The base of the program is motivation, respect for the rhythm of each student’s learning, development of experience, phonological skills, self-esteem and inclusion.
The programme consists of direct action, relief and textual content as well as interactive software with audio, braille and visual elements.
The four modules are:
- manitas (“little hands”) – Basic skills: Curiosity about the world, tactile familiarity with the environment, communication.
– 0-2 years;
- a punto (“to do”) – preparation for literacy: start of conscious and planned learning – 4-2 years;
- braille (“braille reading”) – mastering reading and writing – 4-8 years;
- superbraille – confident use of braille and consolidation of its use – 7-13 years
You can find more information, video presentations and downloads on the Braitico four modules webpage.
While modules 1 and 2 contain a wide variety of techniques, games, poems, stories and songs for sensory-specific early intervention as well as related materials, module 3 is the actual reading course. There are also real objects here in the sense of didactic braille toys, braille embossed stories and braille texts. The software offers braille for braille display as well as texts for printing on a braille printer, audio materials and an interactive learning environment.
Each module is accompanied by very detailed teaching material which can be accessed after installation of the appropriate software.
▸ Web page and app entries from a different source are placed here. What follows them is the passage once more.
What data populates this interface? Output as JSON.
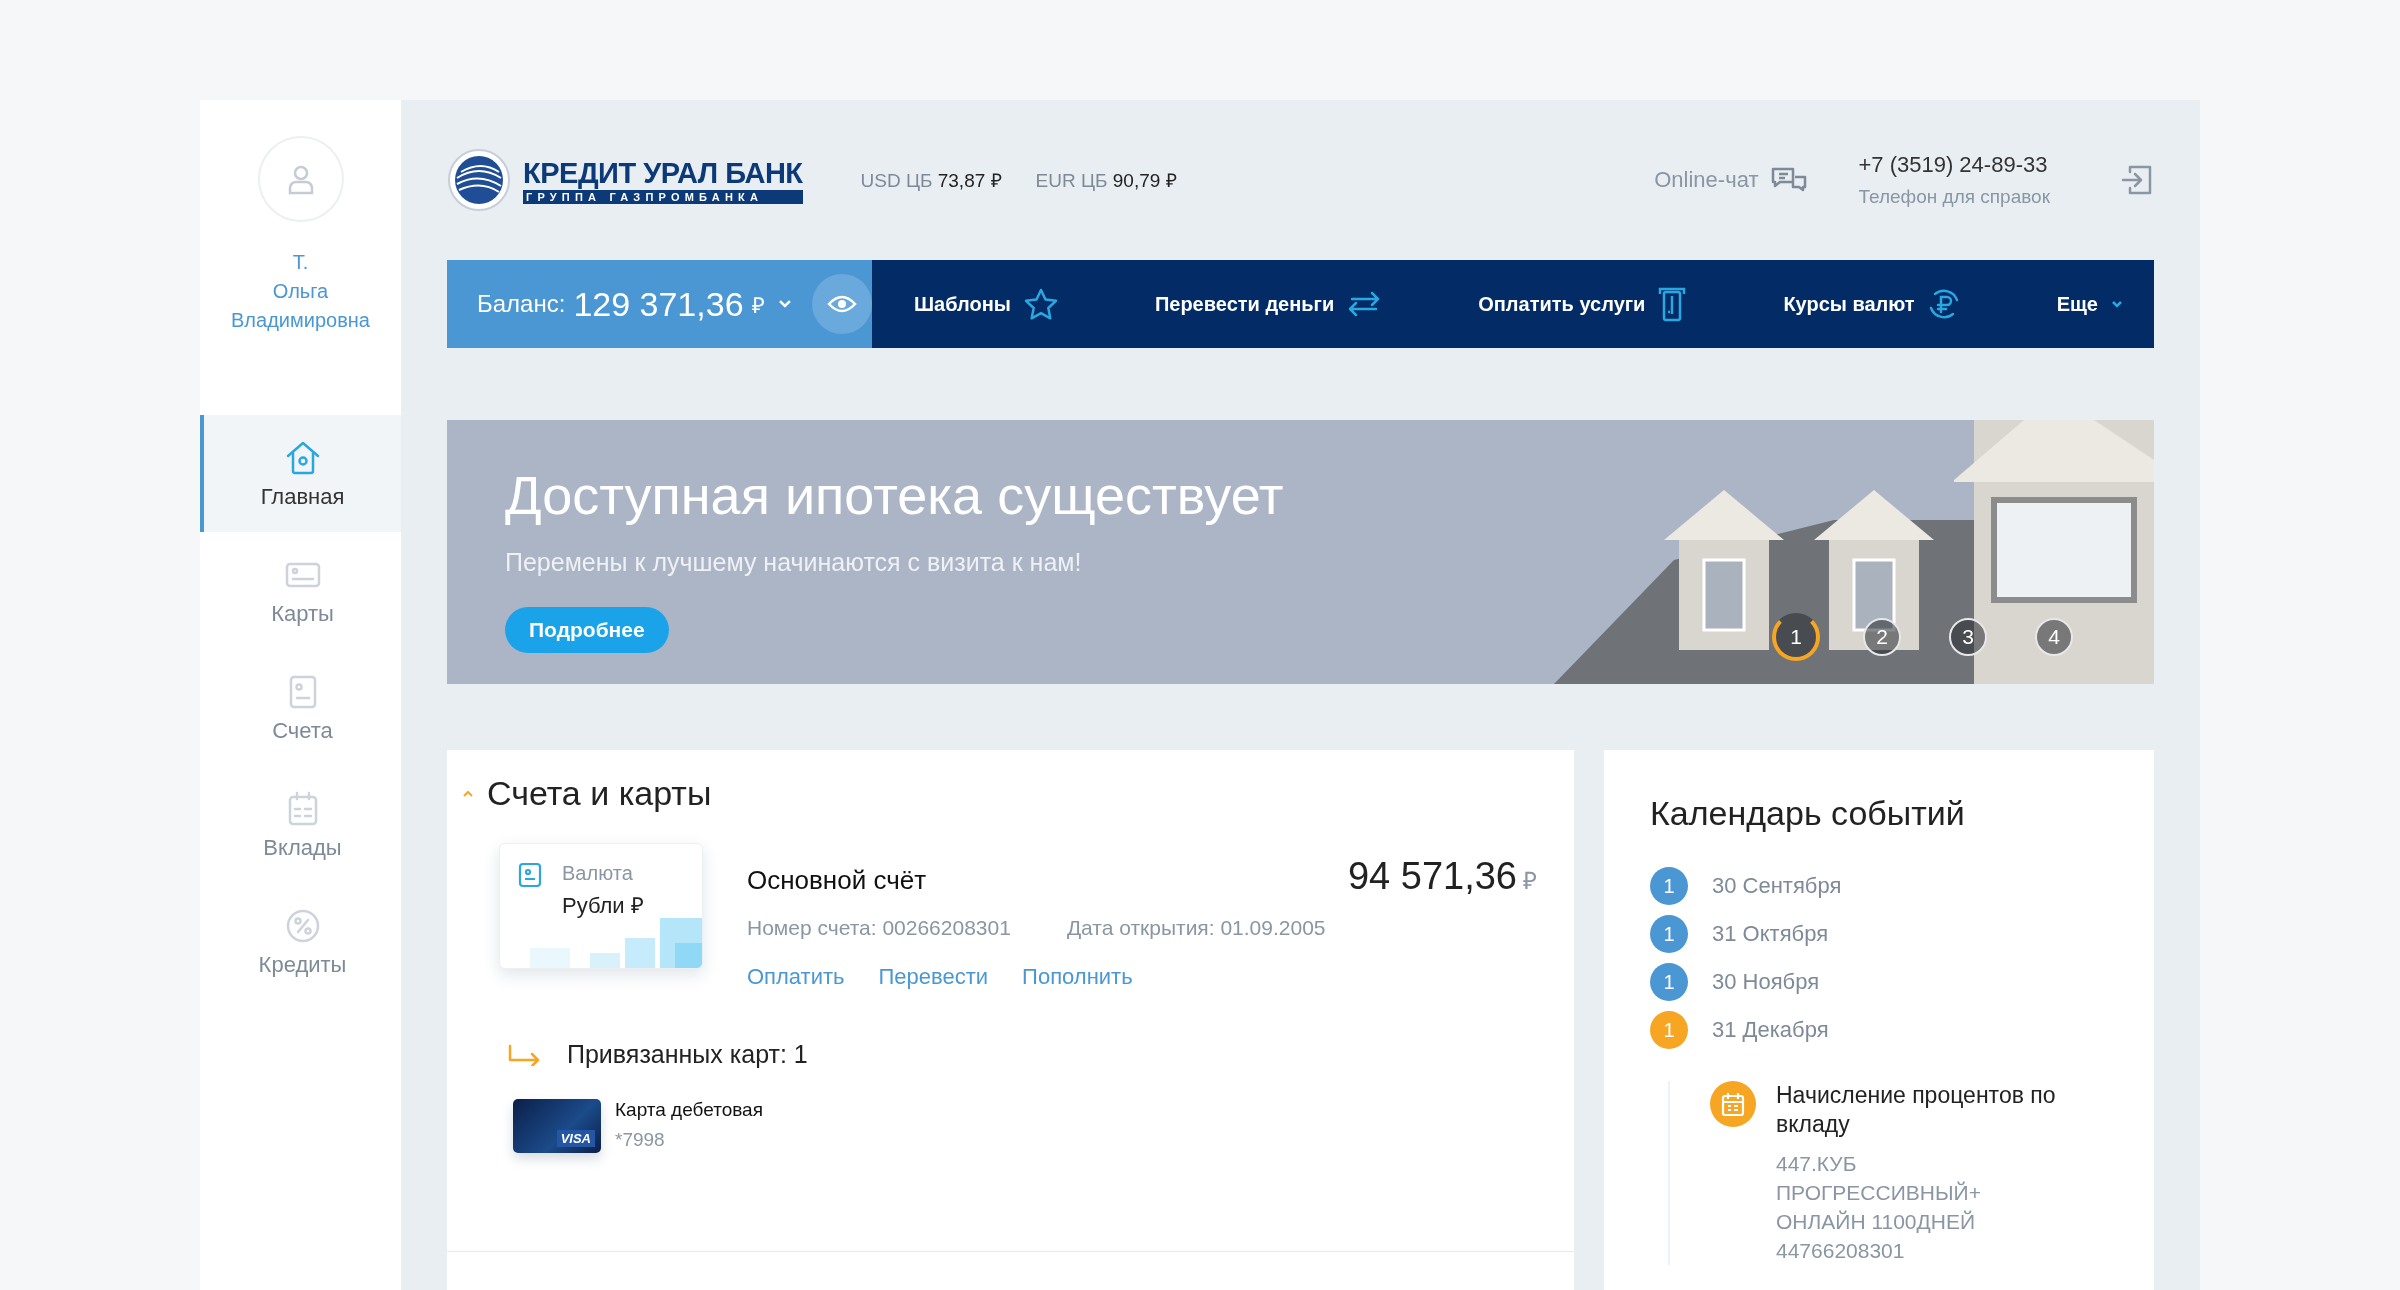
{
  "user": {
    "name_lines": [
      "Т.",
      "Ольга",
      "Владимировна"
    ]
  },
  "sidebar": {
    "items": [
      {
        "label": "Главная",
        "kind": "home",
        "selected": true
      },
      {
        "label": "Карты",
        "kind": "card",
        "selected": false
      },
      {
        "label": "Счета",
        "kind": "account",
        "selected": false
      },
      {
        "label": "Вклады",
        "kind": "calendar",
        "selected": false
      },
      {
        "label": "Кредиты",
        "kind": "percent",
        "selected": false
      }
    ]
  },
  "header": {
    "logo": {
      "title": "КРЕДИТ УРАЛ БАНК",
      "subtitle": "ГРУППА ГАЗПРОМБАНКА"
    },
    "rates": [
      {
        "label": "USD ЦБ",
        "value": "73,87 ₽"
      },
      {
        "label": "EUR ЦБ",
        "value": "90,79 ₽"
      }
    ],
    "chat": "Online-чат",
    "phone": {
      "number": "+7 (3519) 24-89-33",
      "caption": "Телефон для справок"
    }
  },
  "navbar": {
    "balance": {
      "label": "Баланс:",
      "amount": "129 371,36",
      "currency": "₽"
    },
    "items": [
      {
        "label": "Шаблоны",
        "kind": "star"
      },
      {
        "label": "Перевести деньги",
        "kind": "transfer"
      },
      {
        "label": "Оплатить услуги",
        "kind": "terminal"
      },
      {
        "label": "Курсы валют",
        "kind": "ruble"
      },
      {
        "label": "Еще",
        "kind": "caret"
      }
    ]
  },
  "banner": {
    "title": "Доступная ипотека существует",
    "subtitle": "Перемены к лучшему начинаются с визита к нам!",
    "button": "Подробнее",
    "slides": [
      {
        "label": "1",
        "selected": true
      },
      {
        "label": "2",
        "selected": false
      },
      {
        "label": "3",
        "selected": false
      },
      {
        "label": "4",
        "selected": false
      }
    ]
  },
  "accounts": {
    "title": "Счета и карты",
    "expanded": true,
    "account": {
      "currency_label": "Валюта",
      "currency": "Рубли ₽",
      "name": "Основной счёт",
      "amount": "94 571,36",
      "currency_sign": "₽",
      "number": "Номер счета: 00266208301",
      "opened": "Дата открытия: 01.09.2005",
      "actions": [
        "Оплатить",
        "Перевести",
        "Пополнить"
      ]
    },
    "linked_title": "Привязанных карт: 1",
    "cards": [
      {
        "name": "Карта дебетовая",
        "number": "*7998",
        "brand": "VISA"
      }
    ]
  },
  "calendar": {
    "title": "Календарь событий",
    "dates": [
      {
        "count": "1",
        "date": "30 Сентября",
        "color": "#4a97d4"
      },
      {
        "count": "1",
        "date": "31 Октября",
        "color": "#4a97d4"
      },
      {
        "count": "1",
        "date": "30 Ноября",
        "color": "#4a97d4"
      },
      {
        "count": "1",
        "date": "31 Декабря",
        "color": "#f6a623"
      }
    ],
    "event": {
      "title": "Начисление процентов по вкладу",
      "detail": "447.КУБ ПРОГРЕССИВНЫЙ+ ОНЛАЙН 1100ДНЕЙ 44766208301"
    }
  }
}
Handouts are available as accessible PDF or Braille files which can be displayed, printed and saved.
Example: the letters e and i, which are easily confused in Braille, are internalised using a swing.
The elephant (e) sits on the left and the iguana (iguano, i) sits on the right.
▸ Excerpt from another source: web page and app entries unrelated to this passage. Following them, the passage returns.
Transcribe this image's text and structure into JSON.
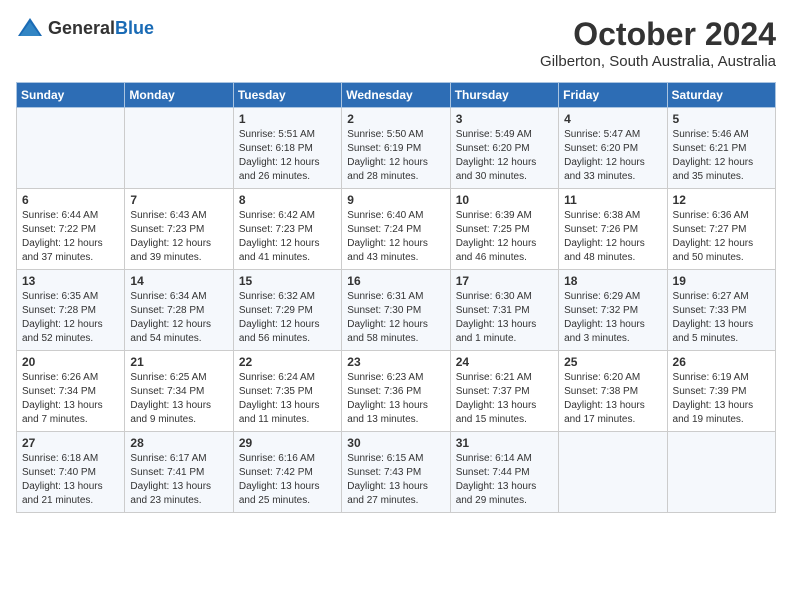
{
  "header": {
    "logo_general": "General",
    "logo_blue": "Blue",
    "month": "October 2024",
    "location": "Gilberton, South Australia, Australia"
  },
  "weekdays": [
    "Sunday",
    "Monday",
    "Tuesday",
    "Wednesday",
    "Thursday",
    "Friday",
    "Saturday"
  ],
  "weeks": [
    [
      {
        "day": "",
        "info": ""
      },
      {
        "day": "",
        "info": ""
      },
      {
        "day": "1",
        "info": "Sunrise: 5:51 AM\nSunset: 6:18 PM\nDaylight: 12 hours\nand 26 minutes."
      },
      {
        "day": "2",
        "info": "Sunrise: 5:50 AM\nSunset: 6:19 PM\nDaylight: 12 hours\nand 28 minutes."
      },
      {
        "day": "3",
        "info": "Sunrise: 5:49 AM\nSunset: 6:20 PM\nDaylight: 12 hours\nand 30 minutes."
      },
      {
        "day": "4",
        "info": "Sunrise: 5:47 AM\nSunset: 6:20 PM\nDaylight: 12 hours\nand 33 minutes."
      },
      {
        "day": "5",
        "info": "Sunrise: 5:46 AM\nSunset: 6:21 PM\nDaylight: 12 hours\nand 35 minutes."
      }
    ],
    [
      {
        "day": "6",
        "info": "Sunrise: 6:44 AM\nSunset: 7:22 PM\nDaylight: 12 hours\nand 37 minutes."
      },
      {
        "day": "7",
        "info": "Sunrise: 6:43 AM\nSunset: 7:23 PM\nDaylight: 12 hours\nand 39 minutes."
      },
      {
        "day": "8",
        "info": "Sunrise: 6:42 AM\nSunset: 7:23 PM\nDaylight: 12 hours\nand 41 minutes."
      },
      {
        "day": "9",
        "info": "Sunrise: 6:40 AM\nSunset: 7:24 PM\nDaylight: 12 hours\nand 43 minutes."
      },
      {
        "day": "10",
        "info": "Sunrise: 6:39 AM\nSunset: 7:25 PM\nDaylight: 12 hours\nand 46 minutes."
      },
      {
        "day": "11",
        "info": "Sunrise: 6:38 AM\nSunset: 7:26 PM\nDaylight: 12 hours\nand 48 minutes."
      },
      {
        "day": "12",
        "info": "Sunrise: 6:36 AM\nSunset: 7:27 PM\nDaylight: 12 hours\nand 50 minutes."
      }
    ],
    [
      {
        "day": "13",
        "info": "Sunrise: 6:35 AM\nSunset: 7:28 PM\nDaylight: 12 hours\nand 52 minutes."
      },
      {
        "day": "14",
        "info": "Sunrise: 6:34 AM\nSunset: 7:28 PM\nDaylight: 12 hours\nand 54 minutes."
      },
      {
        "day": "15",
        "info": "Sunrise: 6:32 AM\nSunset: 7:29 PM\nDaylight: 12 hours\nand 56 minutes."
      },
      {
        "day": "16",
        "info": "Sunrise: 6:31 AM\nSunset: 7:30 PM\nDaylight: 12 hours\nand 58 minutes."
      },
      {
        "day": "17",
        "info": "Sunrise: 6:30 AM\nSunset: 7:31 PM\nDaylight: 13 hours\nand 1 minute."
      },
      {
        "day": "18",
        "info": "Sunrise: 6:29 AM\nSunset: 7:32 PM\nDaylight: 13 hours\nand 3 minutes."
      },
      {
        "day": "19",
        "info": "Sunrise: 6:27 AM\nSunset: 7:33 PM\nDaylight: 13 hours\nand 5 minutes."
      }
    ],
    [
      {
        "day": "20",
        "info": "Sunrise: 6:26 AM\nSunset: 7:34 PM\nDaylight: 13 hours\nand 7 minutes."
      },
      {
        "day": "21",
        "info": "Sunrise: 6:25 AM\nSunset: 7:34 PM\nDaylight: 13 hours\nand 9 minutes."
      },
      {
        "day": "22",
        "info": "Sunrise: 6:24 AM\nSunset: 7:35 PM\nDaylight: 13 hours\nand 11 minutes."
      },
      {
        "day": "23",
        "info": "Sunrise: 6:23 AM\nSunset: 7:36 PM\nDaylight: 13 hours\nand 13 minutes."
      },
      {
        "day": "24",
        "info": "Sunrise: 6:21 AM\nSunset: 7:37 PM\nDaylight: 13 hours\nand 15 minutes."
      },
      {
        "day": "25",
        "info": "Sunrise: 6:20 AM\nSunset: 7:38 PM\nDaylight: 13 hours\nand 17 minutes."
      },
      {
        "day": "26",
        "info": "Sunrise: 6:19 AM\nSunset: 7:39 PM\nDaylight: 13 hours\nand 19 minutes."
      }
    ],
    [
      {
        "day": "27",
        "info": "Sunrise: 6:18 AM\nSunset: 7:40 PM\nDaylight: 13 hours\nand 21 minutes."
      },
      {
        "day": "28",
        "info": "Sunrise: 6:17 AM\nSunset: 7:41 PM\nDaylight: 13 hours\nand 23 minutes."
      },
      {
        "day": "29",
        "info": "Sunrise: 6:16 AM\nSunset: 7:42 PM\nDaylight: 13 hours\nand 25 minutes."
      },
      {
        "day": "30",
        "info": "Sunrise: 6:15 AM\nSunset: 7:43 PM\nDaylight: 13 hours\nand 27 minutes."
      },
      {
        "day": "31",
        "info": "Sunrise: 6:14 AM\nSunset: 7:44 PM\nDaylight: 13 hours\nand 29 minutes."
      },
      {
        "day": "",
        "info": ""
      },
      {
        "day": "",
        "info": ""
      }
    ]
  ]
}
If the elephant swings upwards, the swing is aligned from top left to bottom right, like the letter ‘e’; the letter ‘e’ appears below the elephant.
If the iguana swings upwards, the swing is aligned from left to right from bottom to top, as the letter i; the letter i appears underneath the iguana.
- The materials are used in the following contexts:
blind children and teachers in mainstream schools, where sighted children also use visually appealing materials;
- in special assemblies for blind children where they follow their own curriculum;
- At home in the family.